The medical term for a trembling head is called tremor. Tremor is an unconscious, prosaic, shaking movement of one or more parts of the body, usually the hands, lower arms, face, vocal cords, trunk, legs and head. An essential tremor is a progressive neurological disorder of the hands, head and voice.
A trembling head can occur as a side effect of drugs, such as amphetamines, antidepressants, antipsychotics, caffeine and lithium, or as a result of alcohol or addictive drug withdrawals. It may be inherited and run in families. It also can occur from a condition caused by problems in parts of the brain that control muscles, which could be the result of a stroke or traumatic brain injury.
Although there is no cure, the condition can be treated with medication to help reduce the shaking.
This type of tremor is not contagious, life-threatening or transferable to another person; however, it can be embarrassing and make it hard to perform daily tasks.
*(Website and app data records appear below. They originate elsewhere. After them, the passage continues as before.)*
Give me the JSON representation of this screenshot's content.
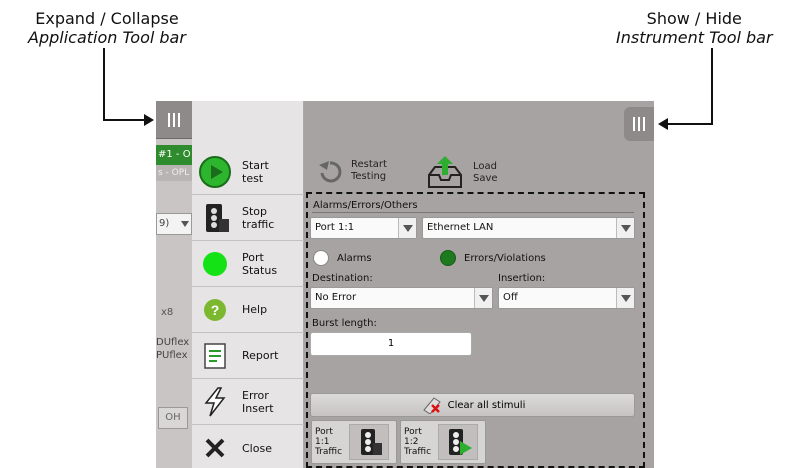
{
  "callouts": {
    "left": {
      "line1": "Expand / Collapse",
      "line2": "Application Tool bar"
    },
    "right": {
      "line1": "Show / Hide",
      "line2": "Instrument Tool bar"
    }
  },
  "background_window": {
    "green_tag": "#1 - O",
    "grey_tag": "s - OPL",
    "select_value": "9)",
    "x8_label": "x8",
    "duflex_line1": "DUflex",
    "duflex_line2": "PUflex",
    "oh_label": "OH"
  },
  "side_menu": {
    "items": [
      {
        "label": "Start\ntest",
        "icon": "play-icon"
      },
      {
        "label": "Stop\ntraffic",
        "icon": "traffic-light-icon"
      },
      {
        "label": "Port\nStatus",
        "icon": "status-led-icon"
      },
      {
        "label": "Help",
        "icon": "help-icon"
      },
      {
        "label": "Report",
        "icon": "report-icon"
      },
      {
        "label": "Error\nInsert",
        "icon": "lightning-icon"
      },
      {
        "label": "Close",
        "icon": "close-icon"
      }
    ]
  },
  "toolbar": {
    "restart_label": "Restart\nTesting",
    "loadsave_label": "Load\nSave"
  },
  "panel": {
    "section_title": "Alarms/Errors/Others",
    "port_select": "Port 1:1",
    "layer_select": "Ethernet LAN",
    "radio_alarms": "Alarms",
    "radio_errors": "Errors/Violations",
    "radio_selected": "Errors/Violations",
    "destination_label": "Destination:",
    "destination_value": "No Error",
    "insertion_label": "Insertion:",
    "insertion_value": "Off",
    "burst_label": "Burst length:",
    "burst_value": "1",
    "clear_label": "Clear all stimuli"
  },
  "traffic_buttons": [
    {
      "label": "Port\n1:1\nTraffic",
      "state": "stopped"
    },
    {
      "label": "Port\n1:2\nTraffic",
      "state": "running"
    }
  ],
  "colors": {
    "green": "#1e7a1e",
    "window_grey": "#a8a3a3",
    "menu_bg": "#e6e4e4"
  }
}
It usually is absent during rest and disappears during sleep. A trembling head can happen at any age but tends to be more common in older people. According to Dr. Adam Brochert, children of a parent with essential tremor have a 50 percent chance of having this condition.
A tremor that reoccurs over time may be a sign of a medical problem and should be evaluated by a qualified physician.
Lauren Bacall and Katherine Hepburn both suffered from trembling heads.
People with any tremor condition, including a trembling head, may have problems with balance and walking. In addition to these motor problems, anxiety and depressive symptoms may occur. According to Stanford Hospital and Clinics, studies have revealed that long-term tremors may be associated with an increased risk of developing dementia.